Antioxidant, anticarcinogenic, anti-inflammatory, antinausea, wound healing
Important Chemical Components:
Terpenes, phenolic vanilloids (-gingerol and other gingerols; the structurally related -paradol, and other paradols), shogaols, -shogaol and other shogaols, zingerone, β-carotene, ascorbic acid, rutin
This ingredient is considered natural. As an ingredient used for dermatologic purposes, it is laboratory made.
Personal Care Category:
Antioxidant, analgesic, photoprotectant
Recommended for the following Baumann Skin Types:
DRNW, DRPW, ORNW, and ORPW
Ginger, the tuberous root or rhizome of Zingiber officinalis, is one of the most widely used species of the tropical and subtropical Zingiberaceae family, particularly as a condiment and spice for many foods and beverages.1 Indeed, the use of ginger rhizomes, commonly referred to as ginger, in culinary spices and as medicine to treat various conditions has a long-standing and widespread tradition throughout Asia (Table 59-1). The designation ginger is thought to be derived from the Sanskrit word singabera, meaning “horn-shaped,” which alludes to the knobby protuberances of ginger’s rhizomes. It is now cultivated in China, India, Southeast Asia, Mexico, Africa, Fiji, and Australia.2 Traditional uses of the herb, to treat nausea, indigestion, joint inflammation, fever and infection, continue today, but the list of indications is expanding as research reveals a wider variety of potential applications.
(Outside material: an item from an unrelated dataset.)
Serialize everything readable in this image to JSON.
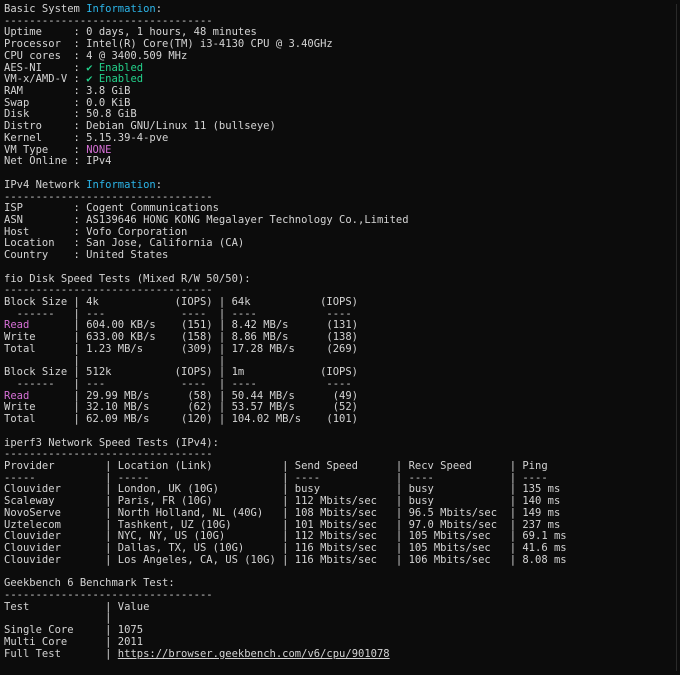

TABLE 59-1Pros and Cons of Ginger ||Download (.pdf) TABLE 59-1 Pros and Cons of Ginger
Long and varied history of traditional uses
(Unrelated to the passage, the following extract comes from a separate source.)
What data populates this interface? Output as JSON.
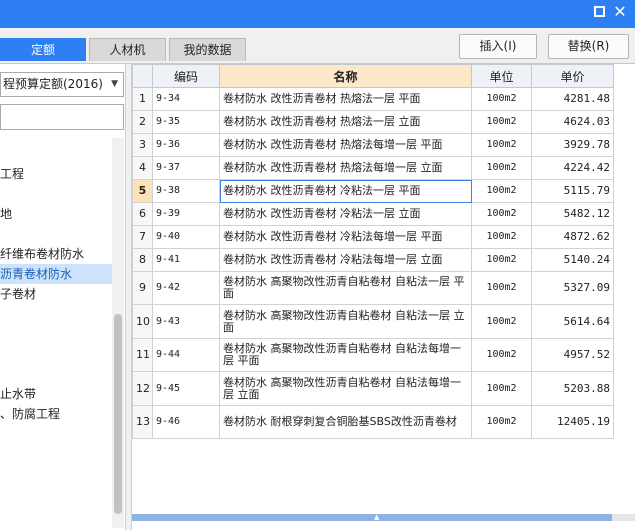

More clinical evidence is needed to substantiate topical antioxidant and other benefits
Vast spectrum of biologic activity
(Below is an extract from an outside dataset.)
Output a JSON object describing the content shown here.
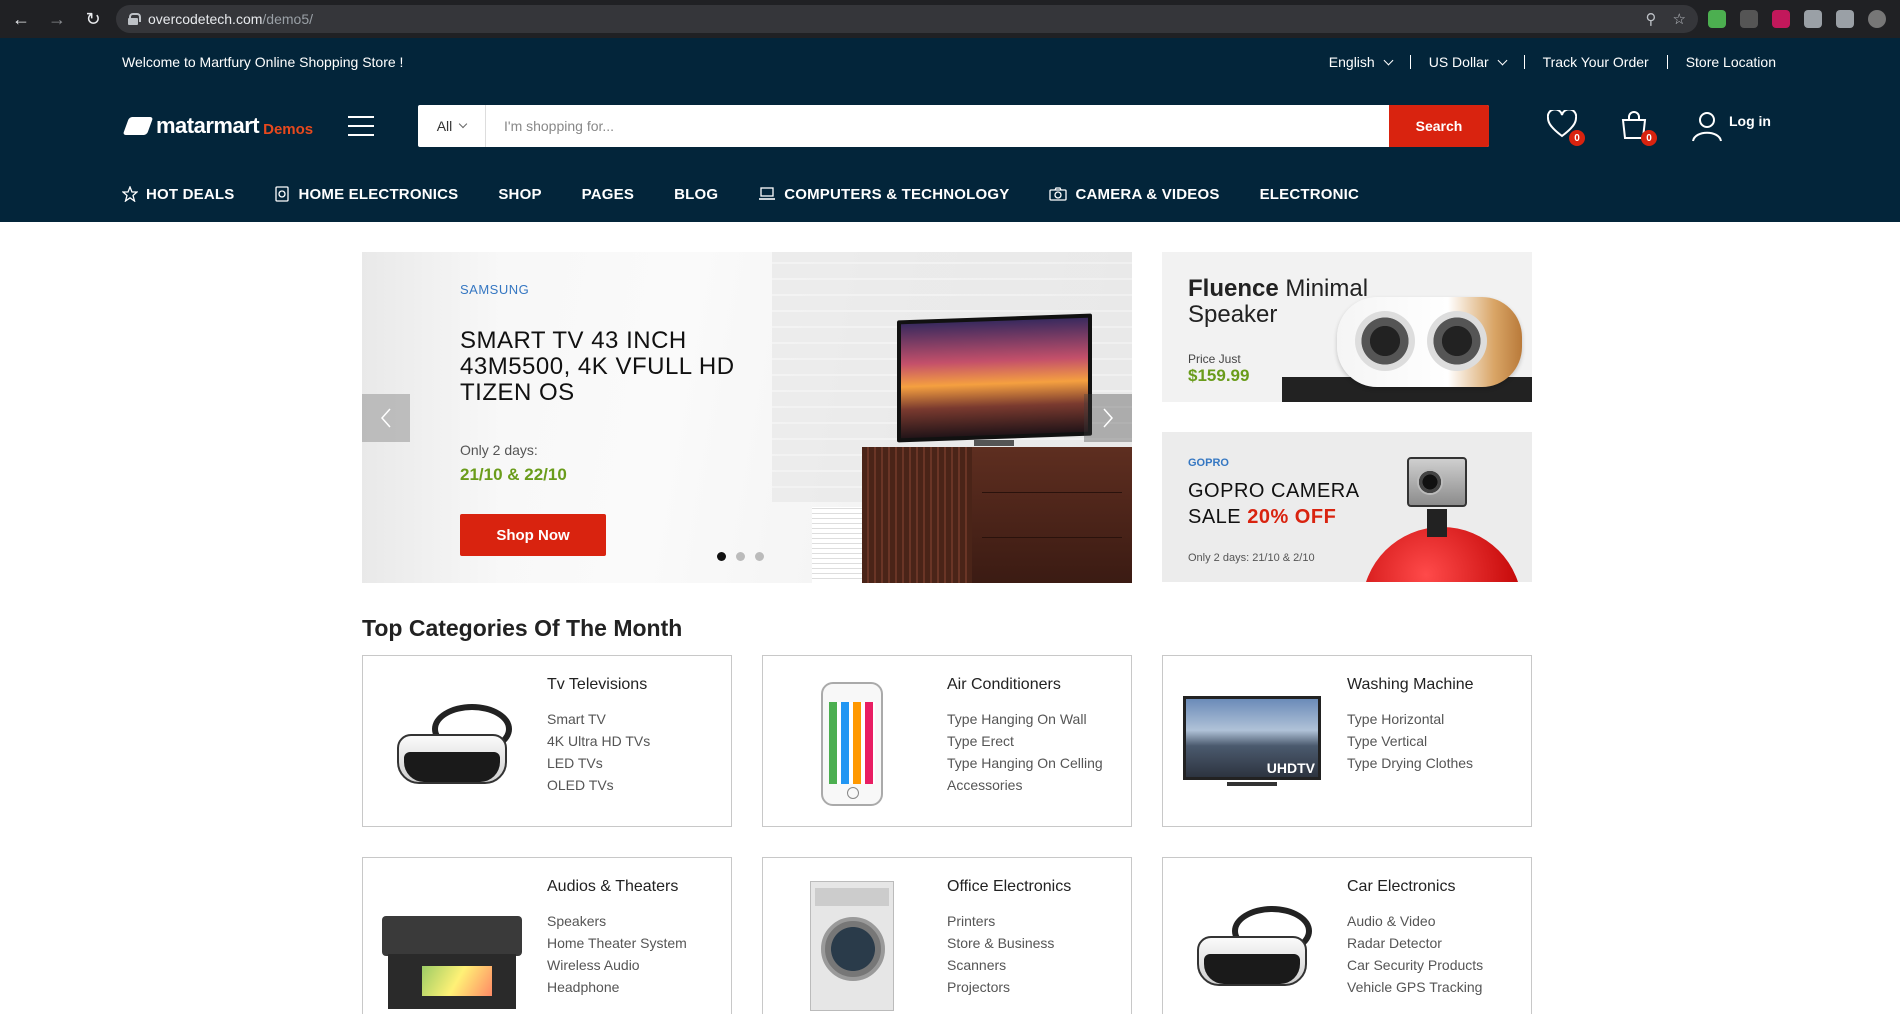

One of the top botanical ingredients in terms of the number of medical indications
Compelling evidence related to skin cancer
In fact, ginger is known as one of the most effective herbal remedies for nausea and has a longstanding reputation as a gastroprotective, carminative agent. Its antiemetic properties are attributed to an effect on gastric activity rather than a central nervous system mechanism. Ginger is also touted for its antioxidant, antiviral, antifungal, and antibacterial activity.3,4 It is thought to be effective against the growth of both Gram-positive and Gram-negative microbes.
Ginger has also been cited as an effective element in treating stomach ulcers, arthritis, rheumatism, and migraines.5 Its purported ability to improve circulation and to act as an antioxidant has led to research into its viability as an ingredient in skin care products aimed at enhancing facial complexion. Evidence is gathering, also, of the chemopreventive, antineoplastic activity of ginger.6
Native to much of Asia, ginger, dubbed Zingiber officinale in 1807 by English botanist William Roscoe, appears in records of its use in ancient Sanskrit and Chinese writings as well as Greek, Roman, and Arabic medical texts.2 Ginger has been used as a traditional herb for over 2,500 ...